While the concept of child labour includes working in activities that are hazardous in nature, to ensure comparability of estimates over time and to minimize data quality issues, work beyond age-specific hourly thresholds are used as a proxy for hazardous work. Further methodological work is needed to validate questions specifically aimed at identifying children in hazardous working conditions. 

Similarly, while the worst forms of child labour other than hazardous work also form part of the concept of child labour more broadly, data on the worst forms of child labour are not currently captured in regular household surveys given difficulties with accurately and reliably measuring it. Therefore, this element of child labour is not captured by the indicators.

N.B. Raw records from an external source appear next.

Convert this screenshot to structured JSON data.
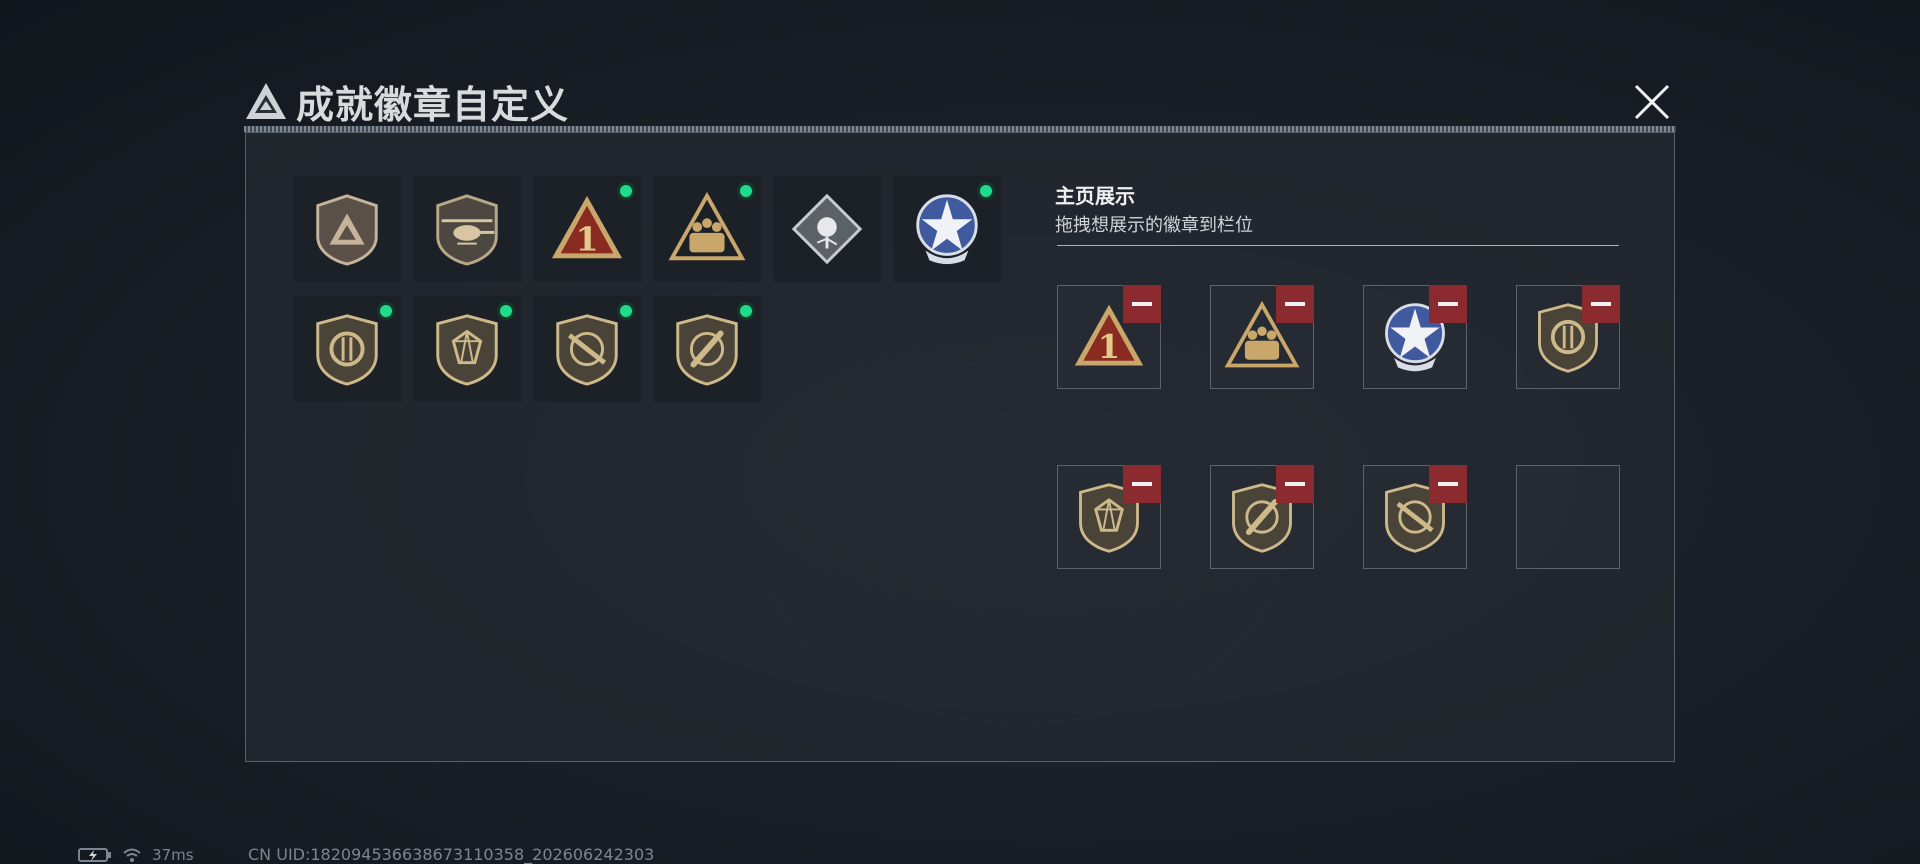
{
  "title": "成就徽章自定义",
  "showcase": {
    "title": "主页展示",
    "subtitle": "拖拽想展示的徽章到栏位"
  },
  "badges": [
    {
      "icon": "triangle-logo-shield-badge-icon",
      "new": false
    },
    {
      "icon": "helicopter-shield-badge-icon",
      "new": false
    },
    {
      "icon": "number-one-triangle-badge-icon",
      "new": true
    },
    {
      "icon": "soldiers-triangle-badge-icon",
      "new": true
    },
    {
      "icon": "rose-diamond-badge-icon",
      "new": false
    },
    {
      "icon": "star-emblem-badge-icon",
      "new": true
    },
    {
      "icon": "split-arrow-shield-badge-icon",
      "new": true
    },
    {
      "icon": "gem-shield-badge-icon",
      "new": true
    },
    {
      "icon": "rifle-shield-badge-icon",
      "new": true
    },
    {
      "icon": "knife-shield-badge-icon",
      "new": true
    }
  ],
  "slots": [
    {
      "icon": "number-one-triangle-badge-icon",
      "filled": true
    },
    {
      "icon": "soldiers-triangle-badge-icon",
      "filled": true
    },
    {
      "icon": "star-emblem-badge-icon",
      "filled": true
    },
    {
      "icon": "split-arrow-shield-badge-icon",
      "filled": true
    },
    {
      "icon": "gem-shield-badge-icon",
      "filled": true
    },
    {
      "icon": "knife-shield-badge-icon",
      "filled": true
    },
    {
      "icon": "rifle-shield-badge-icon",
      "filled": true
    },
    {
      "icon": "",
      "filled": false
    }
  ],
  "status": {
    "ping": "37ms",
    "uid": "CN UID:1820945366386731103​58_202606242303"
  },
  "colors": {
    "new_indicator": "#1fdc8c",
    "remove_button": "#8b2b2f",
    "panel_border": "#59606a"
  }
}
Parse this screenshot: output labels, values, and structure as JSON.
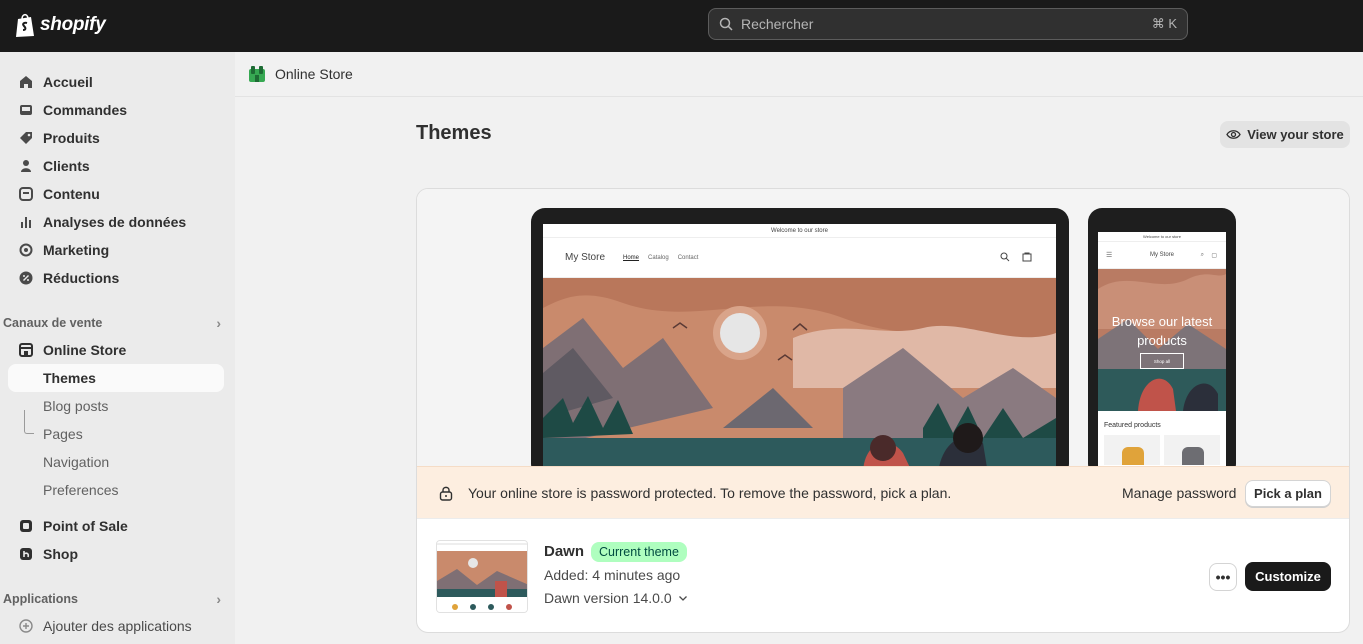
{
  "topbar": {
    "brand": "shopify",
    "search_placeholder": "Rechercher",
    "search_shortcut": "⌘ K"
  },
  "sidebar": {
    "items": [
      {
        "label": "Accueil",
        "icon": "home-icon"
      },
      {
        "label": "Commandes",
        "icon": "inbox-icon"
      },
      {
        "label": "Produits",
        "icon": "tag-icon"
      },
      {
        "label": "Clients",
        "icon": "person-icon"
      },
      {
        "label": "Contenu",
        "icon": "content-icon"
      },
      {
        "label": "Analyses de données",
        "icon": "bar-chart-icon"
      },
      {
        "label": "Marketing",
        "icon": "target-icon"
      },
      {
        "label": "Réductions",
        "icon": "discount-icon"
      }
    ],
    "sales_channels_label": "Canaux de vente",
    "online_store": {
      "label": "Online Store",
      "sub": [
        "Themes",
        "Blog posts",
        "Pages",
        "Navigation",
        "Preferences"
      ]
    },
    "point_of_sale": "Point of Sale",
    "shop": "Shop",
    "applications_label": "Applications",
    "add_apps": "Ajouter des applications"
  },
  "breadcrumb": {
    "title": "Online Store"
  },
  "page": {
    "title": "Themes",
    "view_store": "View your store"
  },
  "preview": {
    "announcement": "Welcome to our store",
    "store_name": "My Store",
    "nav": [
      "Home",
      "Catalog",
      "Contact"
    ],
    "mobile_hero": "Browse our latest products",
    "mobile_shop_all": "Shop all",
    "mobile_featured": "Featured products"
  },
  "banner": {
    "text": "Your online store is password protected. To remove the password, pick a plan.",
    "manage_password": "Manage password",
    "pick_plan": "Pick a plan"
  },
  "theme": {
    "name": "Dawn",
    "badge": "Current theme",
    "added": "Added: 4 minutes ago",
    "version": "Dawn version 14.0.0",
    "customize": "Customize",
    "more": "•••"
  },
  "colors": {
    "topbar": "#1a1a1a",
    "badge_bg": "#affebf",
    "banner_bg": "#fdeee0",
    "hero_sky": "#c8866a"
  }
}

More broadly, child labour estimates based on the statistical standards set out in the ICLS resolution represent useful benchmarks for international comparative purposes but are not necessarily consistent with estimates based on national child labour legislation. ILO Convention No. 138 contains a number of flexibility clauses left to the discretion of the competent national authority in consultation (where relevant) with workers’ and employers’ organizations (e.g., minimum ages, scope of application). This means that there is no single legal definition of child labour across countries, and thus, no single statistical measure of child labour consistent with national legislation across countries. 

In addition, for the purpose of indicator 8.7.1 in the Sustainable Development Goals, and with the goal of facilitating international comparability, fetching water and collecting firewood were classified as unpaid household services (i.e., household chores), a form of production that lies outside the SNA production boundary.